The entryway to the reclamation yard was a wide gravel road, overlooked by a large sign that was half hidden by dry bushes. There were rusty vehicles parked on the side which towered over my car. The road was long and windy, and it wasn't obvious at all where I had to go. As I turned a corner, the land opened up into a large, grassless area that had enormous piles of twisted metal, sections of buses and trucks, and parts of vehicles that I didn't even recognize. I finally noticed a small office. I pulled up to the window and read a notice that said, "Enter at your own risk". I laughed at first, thinking that it was a joke about entering the office. I soon realized that it wasn't a joke at all; the notice was about entering the yard itself. I looked around and realized how dangerous this place was. It was an alien garbage dump of sharp, heavy metal that at any moment could tumble onto your car. "Oh gosh!" I thought to myself, "I'd better get out of here as soon as possible." The lady in the office directed me to a cathedral-like shed where I could take my canisters. I pulled in and a man came over to help. All around were huge dumpsters, each filled with scraps made of a certain kind of metal. The place was dark and oily, and the man was too. He seemed angry, like his temper was boiling. So, I opened the car door to help get the canisters out, even though they were very heavy. He just snatched them from me and hurled them through the air without even looking where they were going.  All of them flew into a huge dumpster of similar items, and landed with a loud, metallic crash! I was impressed by the man's efficiency, but uneasy at his apparent mood. I thanked him and left quickly. On the way out, I realized that if I worked in a dark, dangerous, oily place, I would probably also be angry. I opened the window and took a deep breath of fresh air. "Canisters gone," I thought. "There are five less things to get rid of on my list. And hopefully, I don't have to risk coming back here again!"

1. 'The tide has turned' is a figurative way of saying that things have changed, or life in general. When the tide changes, the direction of the ocean flow reverses. There are variations of this phrase, a common one being '(at) the turn of the tide'.

a. Intelligent systems can turn the tide of human poverty.

b. The announcement of reforms turned the tide of the crowd's anger to satisfaction.

2. 'Household goods' is the same as saying 'items'. Goods are purchasable products as opposed to services. When we talk about 'household goods' we could mean appliances, furniture, decorations, or anything else that is permanent.

a. Paper and pencils are not goods because we use them up completely.
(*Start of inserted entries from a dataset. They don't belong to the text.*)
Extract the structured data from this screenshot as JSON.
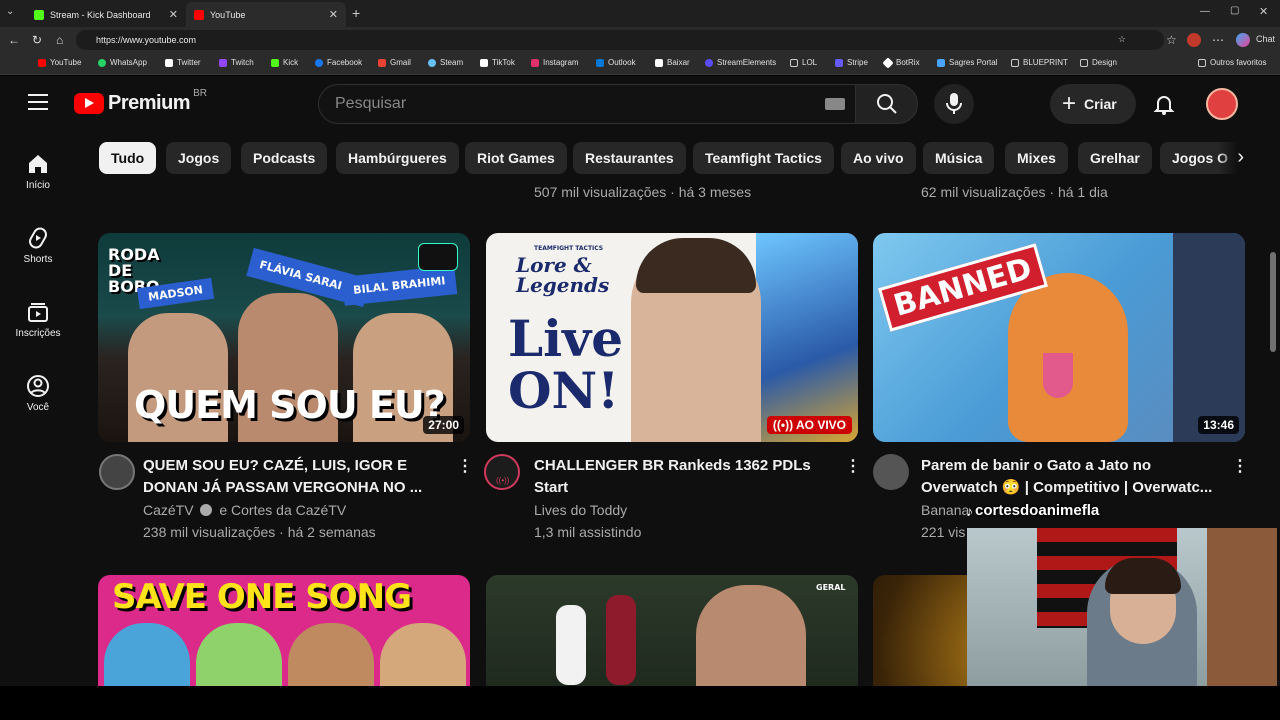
{
  "browser": {
    "tabs": [
      {
        "title": "Stream - Kick Dashboard",
        "favicon_color": "#53fc18"
      },
      {
        "title": "YouTube",
        "favicon_color": "#ff0000"
      }
    ],
    "url": "https://www.youtube.com",
    "bookmarks": [
      {
        "label": "YouTube",
        "color": "#ff0000"
      },
      {
        "label": "WhatsApp",
        "color": "#25d366"
      },
      {
        "label": "Twitter",
        "color": "#ffffff"
      },
      {
        "label": "Twitch",
        "color": "#9146ff"
      },
      {
        "label": "Kick",
        "color": "#53fc18"
      },
      {
        "label": "Facebook",
        "color": "#1877f2"
      },
      {
        "label": "Gmail",
        "color": "#ea4335"
      },
      {
        "label": "Steam",
        "color": "#66c0f4"
      },
      {
        "label": "TikTok",
        "color": "#ffffff"
      },
      {
        "label": "Instagram",
        "color": "#e1306c"
      },
      {
        "label": "Outlook",
        "color": "#0078d4"
      },
      {
        "label": "Baixar",
        "color": "#ffffff"
      },
      {
        "label": "StreamElements",
        "color": "#5b4bff"
      },
      {
        "label": "LOL",
        "color": "#cccccc"
      },
      {
        "label": "Stripe",
        "color": "#635bff"
      },
      {
        "label": "BotRix",
        "color": "#ffffff"
      },
      {
        "label": "Sagres Portal",
        "color": "#4aa3ff"
      },
      {
        "label": "BLUEPRINT",
        "color": "#cccccc"
      },
      {
        "label": "Design",
        "color": "#cccccc"
      }
    ],
    "other_favorites": "Outros favoritos",
    "chat_label": "Chat"
  },
  "youtube": {
    "logo_text": "Premium",
    "region": "BR",
    "search_placeholder": "Pesquisar",
    "create_label": "Criar",
    "sidebar": [
      {
        "label": "Início",
        "icon": "home-icon"
      },
      {
        "label": "Shorts",
        "icon": "shorts-icon"
      },
      {
        "label": "Inscrições",
        "icon": "subscriptions-icon"
      },
      {
        "label": "Você",
        "icon": "you-icon"
      }
    ],
    "chips": [
      "Tudo",
      "Jogos",
      "Podcasts",
      "Hambúrgueres",
      "Riot Games",
      "Restaurantes",
      "Teamfight Tactics",
      "Ao vivo",
      "Música",
      "Mixes",
      "Grelhar",
      "Jogos O"
    ],
    "prev_row_meta": [
      "507 mil visualizações · há 3 meses",
      "62 mil visualizações · há 1 dia"
    ],
    "videos": [
      {
        "title": "QUEM SOU EU? CAZÉ, LUIS, IGOR E DONAN JÁ PASSAM VERGONHA NO ...",
        "channel": "CazéTV",
        "channel_extra": "e Cortes da CazéTV",
        "meta": "238 mil visualizações · há 2 semanas",
        "duration": "27:00",
        "thumb_text": "QUEM SOU EU?",
        "thumb_tags": [
          "RODA DE BOBO",
          "MADSON",
          "FLÁVIA SARAIVA",
          "BILAL BRAHIMI"
        ]
      },
      {
        "title": "CHALLENGER BR Rankeds 1362 PDLs Start",
        "channel": "Lives do Toddy",
        "meta": "1,3 mil assistindo",
        "live_label": "AO VIVO",
        "thumb_text": "Live ON!",
        "thumb_sub": "Lore & Legends",
        "thumb_small": "TEAMFIGHT TACTICS"
      },
      {
        "title": "Parem de banir o Gato a Jato no Overwatch 😳 | Competitivo | Overwatc...",
        "channel": "Banana",
        "meta": "221 vis",
        "duration": "13:46",
        "thumb_text": "BANNED"
      }
    ],
    "row2_thumbs": [
      {
        "thumb_text": "SAVE ONE SONG"
      },
      {
        "thumb_text": "GERAL"
      }
    ]
  },
  "overlay": {
    "handle": "cortesdoanimefla"
  }
}
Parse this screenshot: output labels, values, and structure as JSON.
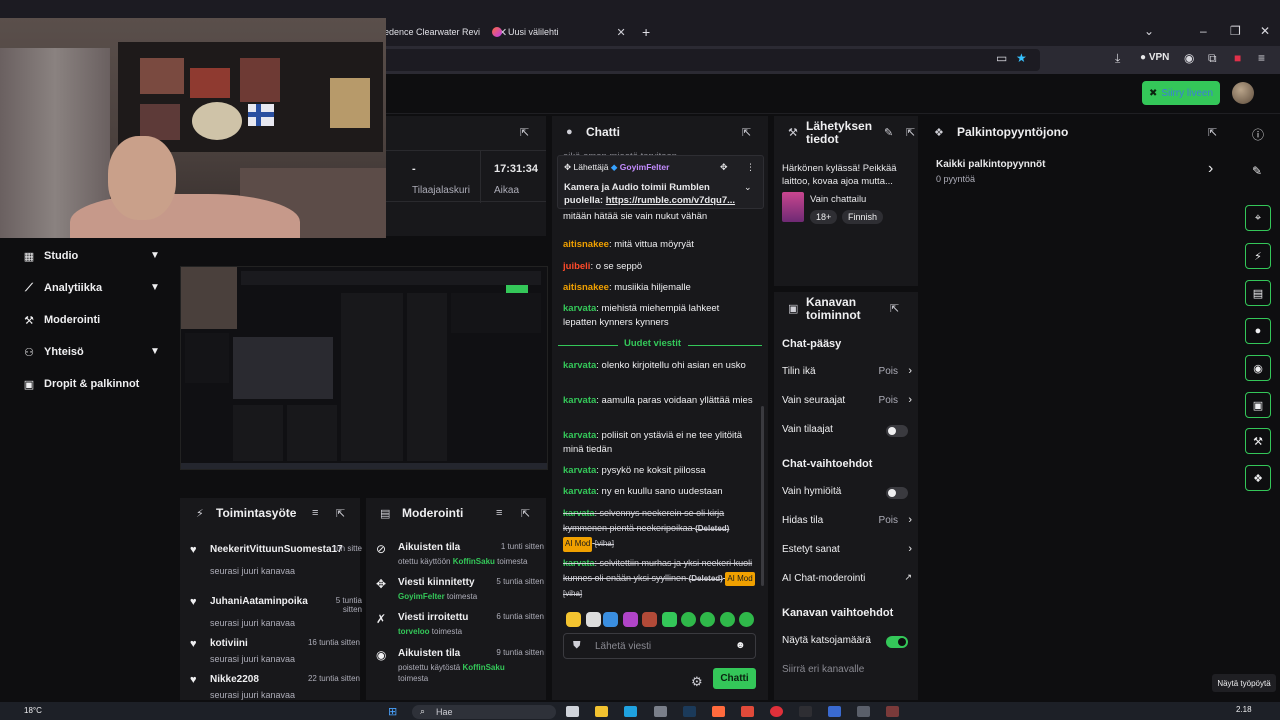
{
  "browser": {
    "tabs": [
      {
        "label": "edence Clearwater Revi"
      },
      {
        "label": "Uusi välilehti"
      }
    ],
    "new_tab": "+",
    "vpn_label": "VPN"
  },
  "header": {
    "go_live": "Siirry liveen"
  },
  "left_nav": {
    "items": [
      {
        "label": "Studio",
        "icon": "film-icon"
      },
      {
        "label": "Analytiikka",
        "icon": "chart-icon"
      },
      {
        "label": "Moderointi",
        "icon": "wrench-icon"
      },
      {
        "label": "Yhteisö",
        "icon": "people-icon"
      },
      {
        "label": "Dropit & palkinnot",
        "icon": "gift-icon"
      }
    ]
  },
  "stats": {
    "followers_value": "-",
    "followers_label": "Tilaajalaskuri",
    "time_value": "17:31:34",
    "time_label": "Aikaa"
  },
  "activity": {
    "title": "Toimintasyöte",
    "items": [
      {
        "who": "NeekeritVittuunSuomesta17",
        "what": "seurasi juuri kanavaa",
        "when": "tun sitte"
      },
      {
        "who": "JuhaniAataminpoika",
        "what": "seurasi juuri kanavaa",
        "when": "5 tuntia sitten"
      },
      {
        "who": "kotiviini",
        "what": "seurasi juuri kanavaa",
        "when": "16 tuntia sitten"
      },
      {
        "who": "Nikke2208",
        "what": "seurasi juuri kanavaa",
        "when": "22 tuntia sitten"
      }
    ]
  },
  "moderation": {
    "title": "Moderointi",
    "items": [
      {
        "title": "Aikuisten tila",
        "desc_pre": "otettu käyttöön ",
        "user": "KoffinSaku",
        "desc_post": " toimesta",
        "when": "1 tunti sitten",
        "icon": "eye-off-icon"
      },
      {
        "title": "Viesti kiinnitetty",
        "desc_pre": "",
        "user": "GoyimFelter",
        "desc_post": " toimesta",
        "when": "5 tuntia sitten",
        "icon": "pin-icon"
      },
      {
        "title": "Viesti irroitettu",
        "desc_pre": "",
        "user": "torveloo",
        "desc_post": " toimesta",
        "when": "6 tuntia sitten",
        "icon": "unpin-icon"
      },
      {
        "title": "Aikuisten tila",
        "desc_pre": "poistettu käytöstä ",
        "user": "KoffinSaku",
        "desc_post": " toimesta",
        "when": "9 tuntia sitten",
        "icon": "eye-icon"
      }
    ]
  },
  "chat": {
    "title": "Chatti",
    "top_partial": "eikä omon mieotä tarvitaan",
    "pinned": {
      "label": "Lähettäjä",
      "user": "GoyimFelter",
      "text": "Kamera ja Audio toimii Rumblen puolella: ",
      "link": "https://rumble.com/v7dqu7..."
    },
    "pinned_behind": "mitään hätää sie vain nukut vähän",
    "messages": [
      {
        "user": "aitisnakee",
        "color": "#f0a000",
        "text": ": mitä vittua möyryät"
      },
      {
        "user": "juibeli",
        "color": "#ff4a2a",
        "text": ": o se seppö"
      },
      {
        "user": "aitisnakee",
        "color": "#f0a000",
        "text": ": musiikia hiljemalle"
      },
      {
        "user": "karvata",
        "color": "#34c759",
        "text": ": miehistä miehempiä lahkeet lepatten kynners kynners"
      }
    ],
    "new_messages": "Uudet viestit",
    "new": [
      {
        "user": "karvata",
        "text": ": olenko kirjoitellu ohi asian en usko"
      },
      {
        "user": "karvata",
        "text": ": aamulla paras voidaan yllättää mies"
      },
      {
        "user": "karvata",
        "text": ": poliisit on ystäviä ei ne tee ylitöitä minä tiedän"
      },
      {
        "user": "karvata",
        "text": ": pysykö ne koksit piilossa"
      },
      {
        "user": "karvata",
        "text": ": ny en kuullu sano uudestaan"
      }
    ],
    "deleted": [
      {
        "user": "karvata",
        "text": ": selvennys neekerein se oli kirja kymmenen pientä neekeripoikaa",
        "deleted": "(Deleted)",
        "ai": "AI Mod",
        "reason": "[viha]"
      },
      {
        "user": "karvata",
        "text": ": selvitettiin murhas ja yksi neekeri kuoli kunnes oli enään yksi syyllinen",
        "deleted": "(Deleted)",
        "ai": "AI Mod",
        "reason": "[viha]"
      }
    ],
    "placeholder": "Lähetä viesti",
    "send": "Chatti"
  },
  "stream_info": {
    "title": "Lähetyksen tiedot",
    "stream_title": "Härkönen kylässä! Peikkää laittoo, kovaa ajoa mutta...",
    "category": "Vain chattailu",
    "tags": [
      "18+",
      "Finnish"
    ]
  },
  "channel_actions": {
    "title": "Kanavan toiminnot",
    "chat_access": "Chat-pääsy",
    "account_age": {
      "label": "Tilin ikä",
      "value": "Pois"
    },
    "followers_only": {
      "label": "Vain seuraajat",
      "value": "Pois"
    },
    "subscribers_only": {
      "label": "Vain tilaajat"
    },
    "chat_options": "Chat-vaihtoehdot",
    "emotes_only": {
      "label": "Vain hymiöitä"
    },
    "slow_mode": {
      "label": "Hidas tila",
      "value": "Pois"
    },
    "blocked_words": {
      "label": "Estetyt sanat"
    },
    "ai_mod": {
      "label": "AI Chat-moderointi"
    },
    "channel_options": "Kanavan vaihtoehdot",
    "show_viewers": {
      "label": "Näytä katsojamäärä"
    },
    "raid": {
      "label": "Siirrä eri kanavalle"
    }
  },
  "rewards": {
    "title": "Palkintopyyntöjono",
    "all": "Kaikki palkintopyynnöt",
    "count": "0 pyyntöä"
  },
  "tooltip": "Näytä työpöytä",
  "taskbar": {
    "weather": "18°C",
    "search": "Hae",
    "time": "2.18"
  },
  "colors": {
    "accent": "#34c759",
    "background": "#0e0e10",
    "panel": "#18181b"
  }
}
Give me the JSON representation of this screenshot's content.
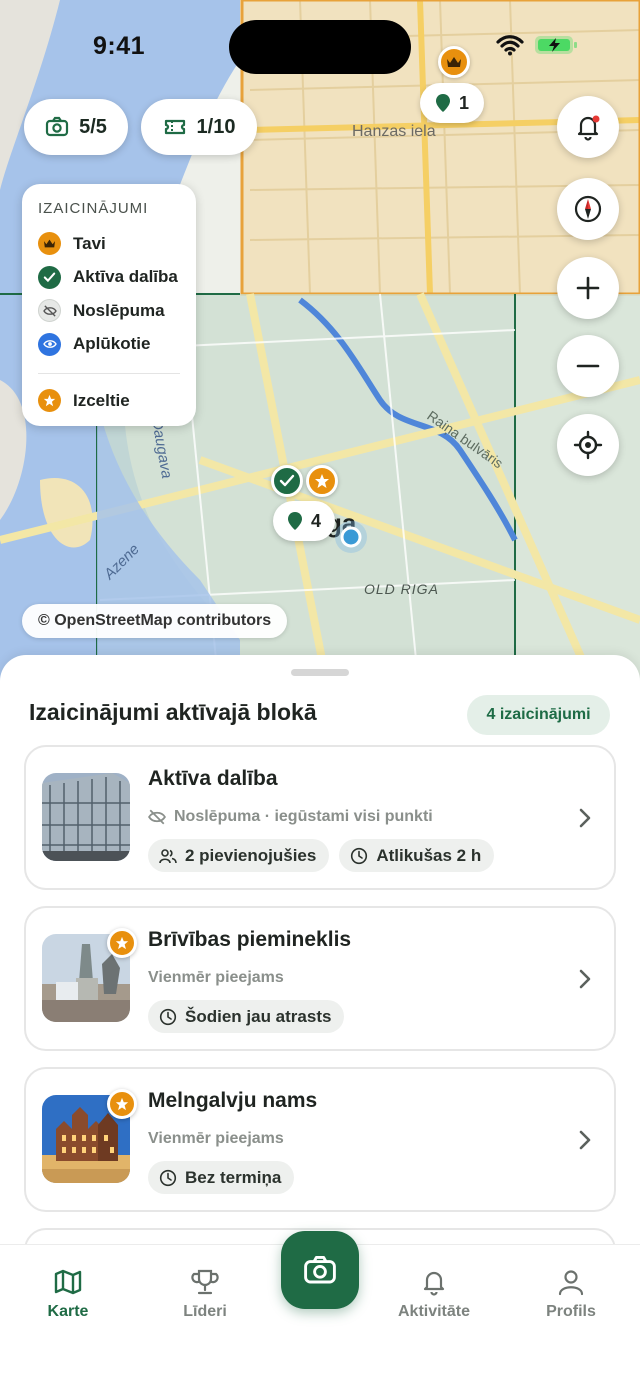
{
  "status_bar": {
    "time": "9:41"
  },
  "map": {
    "labels": {
      "street_hanzas": "Hanzas iela",
      "street_raina": "Raiņa bulvāris",
      "city": "Riga",
      "old_riga": "OLD RIGA",
      "river_daugava": "Daugava",
      "azene": "Azene"
    },
    "pills": {
      "photos": "5/5",
      "tickets": "1/10"
    },
    "legend": {
      "title": "IZAICINĀJUMI",
      "items": [
        {
          "label": "Tavi",
          "color": "#e8900e",
          "icon": "crown-icon"
        },
        {
          "label": "Aktīva dalība",
          "color": "#1f6b45",
          "icon": "check-icon"
        },
        {
          "label": "Noslēpuma",
          "color": "#e6e8e6",
          "icon": "eye-off-icon"
        },
        {
          "label": "Aplūkotie",
          "color": "#2f74e0",
          "icon": "eye-icon"
        }
      ],
      "highlighted": {
        "label": "Izceltie",
        "color": "#e8900e",
        "icon": "star-icon"
      }
    },
    "markers": {
      "top_count": "1",
      "center_count": "4"
    },
    "attribution": "© OpenStreetMap contributors"
  },
  "sheet": {
    "title": "Izaicinājumi aktīvajā blokā",
    "count_chip": "4 izaicinājumi",
    "cards": [
      {
        "title": "Aktīva dalība",
        "subtitle": "Noslēpuma · iegūstami visi punkti",
        "chips": [
          "2 pievienojušies",
          "Atlikušas 2 h"
        ]
      },
      {
        "title": "Brīvības piemineklis",
        "subtitle": "Vienmēr pieejams",
        "chips": [
          "Šodien jau atrasts"
        ]
      },
      {
        "title": "Melngalvju nams",
        "subtitle": "Vienmēr pieejams",
        "chips": [
          "Bez termiņa"
        ]
      }
    ]
  },
  "tabbar": {
    "tabs": [
      {
        "label": "Karte",
        "active": true
      },
      {
        "label": "Līderi",
        "active": false
      },
      {
        "label": "Aktivitāte",
        "active": false
      },
      {
        "label": "Profils",
        "active": false
      }
    ]
  },
  "colors": {
    "primary_green": "#1f6b45",
    "accent_orange": "#e8900e",
    "blue": "#2f74e0"
  }
}
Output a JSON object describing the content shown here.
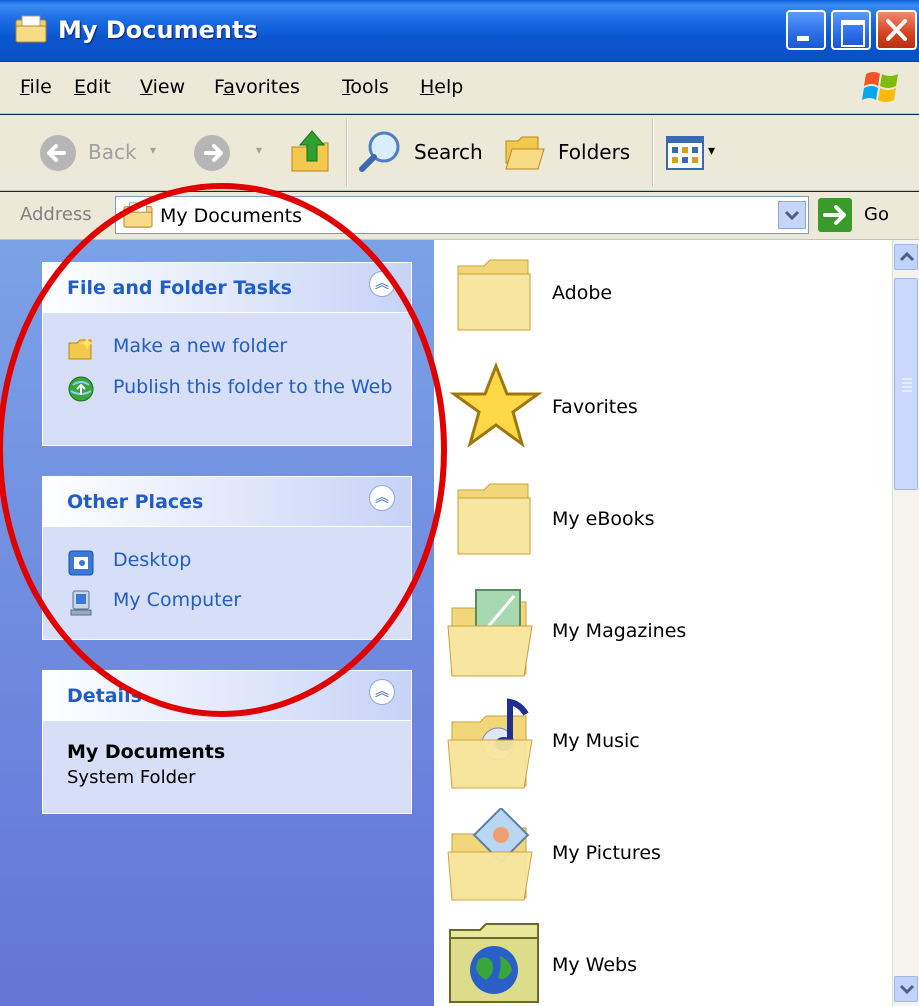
{
  "window": {
    "title": "My Documents"
  },
  "menu": [
    "File",
    "Edit",
    "View",
    "Favorites",
    "Tools",
    "Help"
  ],
  "menu_access": [
    "F",
    "E",
    "V",
    "a",
    "T",
    "H"
  ],
  "toolbar": {
    "back_label": "Back",
    "search_label": "Search",
    "folders_label": "Folders"
  },
  "address": {
    "label": "Address",
    "value": "My Documents",
    "go_label": "Go"
  },
  "panels": {
    "file_tasks": {
      "title": "File and Folder Tasks",
      "items": [
        "Make a new folder",
        "Publish this folder to the Web"
      ]
    },
    "other_places": {
      "title": "Other Places",
      "items": [
        "Desktop",
        "My Computer"
      ]
    },
    "details": {
      "title": "Details",
      "name": "My Documents",
      "type": "System Folder"
    }
  },
  "files": [
    "Adobe",
    "Favorites",
    "My eBooks",
    "My Magazines",
    "My Music",
    "My Pictures",
    "My Webs"
  ],
  "colors": {
    "titlebar": "#0b57d0",
    "task_link": "#215dc6",
    "annotation": "#e00000"
  }
}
Whereas tables or lamps would be considered 'goods.'

b. The train was carrying goods to the central market.

3. 'To do an internet search' is the phrase we use to look something up on the internet.

a. My daughter did an internet search on tectonic plates for a science paper.

b. If you need to hire a good plumber, do an internet search; you'll get a whole list of plumbers.

4. 'To come up with' is a very useful phrase in English which shows our almost obsessive use of the preposition 'up'. The phrase means to find, discover, or figure out.

a. He came up with a plan to save a few hundred dollars each year until he could afford a plane ticket.

b. Our plan is to learn five verbs a day for three months.